The post-war establishment of the Welfare State, and the economic and technological advances of the 1960s, led to a building boom. The period from the late 1950s to the end of the 1960s saw unprecedented growth in new public housing, educational facilities, motorways and entire city centres.
The energy and innovation in British architecture matched the extraordinary developments in the other art forms. A new generation of idealistic architects was intent in sweeping away crumbling Victorian infrastructures and slum housing. It was only towards the end of the decade that conservationist movements began trying to save these historic buildings rather than starting afresh.
Centre Point marks the crossing of Oxford Street and Charing Cross Road in central London. This building, designed by the architect Richard Seifert, remained unlet for many years. The developers calculated that, with the sharp rise in rents, it would be better to keep it empty than tie its value down to a particular rent. This was a social scandal in a city full of homeless people. Demonstrators saw in it the ‘unacceptable face of capitalism’.
This building was commissioned to house the headquarters of the Economist magazine in a new site off St James’s Street in central London.
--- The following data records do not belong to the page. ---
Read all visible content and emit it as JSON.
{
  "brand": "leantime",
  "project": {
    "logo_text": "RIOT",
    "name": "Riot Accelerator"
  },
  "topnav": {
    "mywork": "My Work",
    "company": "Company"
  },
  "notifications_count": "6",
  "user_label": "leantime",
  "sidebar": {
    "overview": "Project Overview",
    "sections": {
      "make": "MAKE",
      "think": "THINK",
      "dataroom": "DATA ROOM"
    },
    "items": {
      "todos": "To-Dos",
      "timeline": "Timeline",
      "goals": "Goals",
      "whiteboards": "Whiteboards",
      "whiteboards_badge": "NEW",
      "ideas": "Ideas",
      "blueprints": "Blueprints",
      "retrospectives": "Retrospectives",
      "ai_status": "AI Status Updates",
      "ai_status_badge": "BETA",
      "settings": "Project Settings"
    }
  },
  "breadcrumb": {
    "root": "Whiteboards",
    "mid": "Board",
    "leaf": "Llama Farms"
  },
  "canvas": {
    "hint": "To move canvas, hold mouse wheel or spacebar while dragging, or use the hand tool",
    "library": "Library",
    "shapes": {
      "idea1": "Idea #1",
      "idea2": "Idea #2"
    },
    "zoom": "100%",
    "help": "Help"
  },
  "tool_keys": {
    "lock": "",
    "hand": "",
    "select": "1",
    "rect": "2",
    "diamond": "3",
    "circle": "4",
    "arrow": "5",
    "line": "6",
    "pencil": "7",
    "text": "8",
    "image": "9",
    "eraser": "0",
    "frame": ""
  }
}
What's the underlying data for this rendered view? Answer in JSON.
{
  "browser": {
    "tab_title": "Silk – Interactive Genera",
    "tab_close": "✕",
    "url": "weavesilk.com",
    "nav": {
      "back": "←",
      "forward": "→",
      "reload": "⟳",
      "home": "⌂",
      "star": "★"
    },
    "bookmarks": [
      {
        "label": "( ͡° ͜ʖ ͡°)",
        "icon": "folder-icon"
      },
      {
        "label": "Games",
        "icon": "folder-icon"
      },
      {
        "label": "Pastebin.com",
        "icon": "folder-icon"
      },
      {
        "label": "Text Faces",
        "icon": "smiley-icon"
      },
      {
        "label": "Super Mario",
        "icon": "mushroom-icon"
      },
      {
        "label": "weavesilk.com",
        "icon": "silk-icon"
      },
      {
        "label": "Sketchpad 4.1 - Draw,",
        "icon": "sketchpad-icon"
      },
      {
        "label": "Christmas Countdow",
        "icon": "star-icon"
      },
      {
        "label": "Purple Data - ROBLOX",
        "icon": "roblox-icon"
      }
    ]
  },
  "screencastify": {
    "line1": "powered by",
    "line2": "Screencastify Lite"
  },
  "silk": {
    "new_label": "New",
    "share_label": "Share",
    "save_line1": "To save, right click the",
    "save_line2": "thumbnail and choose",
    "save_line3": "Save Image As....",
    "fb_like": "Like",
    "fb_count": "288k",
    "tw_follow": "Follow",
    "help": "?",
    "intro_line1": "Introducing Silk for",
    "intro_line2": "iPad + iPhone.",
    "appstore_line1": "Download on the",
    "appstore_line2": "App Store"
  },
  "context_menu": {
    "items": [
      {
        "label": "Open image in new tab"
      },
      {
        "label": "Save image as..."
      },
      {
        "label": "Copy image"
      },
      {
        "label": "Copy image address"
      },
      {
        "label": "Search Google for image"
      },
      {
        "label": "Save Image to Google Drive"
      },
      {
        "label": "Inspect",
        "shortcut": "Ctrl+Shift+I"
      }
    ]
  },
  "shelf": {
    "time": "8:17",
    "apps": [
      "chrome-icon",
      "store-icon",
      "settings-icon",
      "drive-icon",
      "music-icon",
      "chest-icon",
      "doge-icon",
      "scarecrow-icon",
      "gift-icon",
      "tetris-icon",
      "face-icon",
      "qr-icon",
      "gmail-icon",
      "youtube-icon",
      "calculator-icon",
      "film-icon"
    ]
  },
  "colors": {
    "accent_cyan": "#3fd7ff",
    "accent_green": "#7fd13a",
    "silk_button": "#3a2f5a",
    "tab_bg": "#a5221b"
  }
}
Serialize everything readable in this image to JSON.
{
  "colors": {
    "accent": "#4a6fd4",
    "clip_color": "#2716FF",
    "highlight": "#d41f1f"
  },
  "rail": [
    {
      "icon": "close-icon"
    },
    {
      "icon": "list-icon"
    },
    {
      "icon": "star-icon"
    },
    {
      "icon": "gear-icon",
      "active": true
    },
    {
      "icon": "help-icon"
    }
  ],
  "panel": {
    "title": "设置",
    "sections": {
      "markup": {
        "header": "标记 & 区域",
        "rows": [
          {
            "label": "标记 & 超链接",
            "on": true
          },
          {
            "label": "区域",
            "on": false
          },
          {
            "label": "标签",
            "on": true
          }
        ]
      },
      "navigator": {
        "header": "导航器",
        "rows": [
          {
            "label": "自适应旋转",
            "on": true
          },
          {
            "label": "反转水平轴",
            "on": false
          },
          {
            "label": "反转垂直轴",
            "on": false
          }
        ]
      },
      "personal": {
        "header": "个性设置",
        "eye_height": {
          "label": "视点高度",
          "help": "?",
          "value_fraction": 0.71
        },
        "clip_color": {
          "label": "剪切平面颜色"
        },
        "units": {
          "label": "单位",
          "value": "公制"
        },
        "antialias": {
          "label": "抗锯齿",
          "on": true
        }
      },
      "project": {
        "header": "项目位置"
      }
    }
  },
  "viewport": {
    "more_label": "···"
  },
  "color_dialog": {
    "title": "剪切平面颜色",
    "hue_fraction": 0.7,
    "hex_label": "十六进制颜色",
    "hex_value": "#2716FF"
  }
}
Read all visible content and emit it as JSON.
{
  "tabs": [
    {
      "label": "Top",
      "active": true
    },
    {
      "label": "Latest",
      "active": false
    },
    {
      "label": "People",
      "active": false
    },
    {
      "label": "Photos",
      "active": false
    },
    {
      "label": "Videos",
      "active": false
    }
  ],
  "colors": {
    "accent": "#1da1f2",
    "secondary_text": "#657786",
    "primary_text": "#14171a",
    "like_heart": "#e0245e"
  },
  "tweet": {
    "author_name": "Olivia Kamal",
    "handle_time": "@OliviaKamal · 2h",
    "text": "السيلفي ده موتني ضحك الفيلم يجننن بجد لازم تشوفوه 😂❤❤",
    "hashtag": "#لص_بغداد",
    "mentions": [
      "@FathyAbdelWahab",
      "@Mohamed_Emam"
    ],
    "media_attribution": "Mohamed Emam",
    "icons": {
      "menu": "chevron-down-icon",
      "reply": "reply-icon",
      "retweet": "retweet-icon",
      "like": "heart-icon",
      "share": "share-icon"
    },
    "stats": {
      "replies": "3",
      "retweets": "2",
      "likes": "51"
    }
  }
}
The architects, Alison and Peter Smithson, wanted to adapt the modern skyscraper to the classical buildings surrounding the site.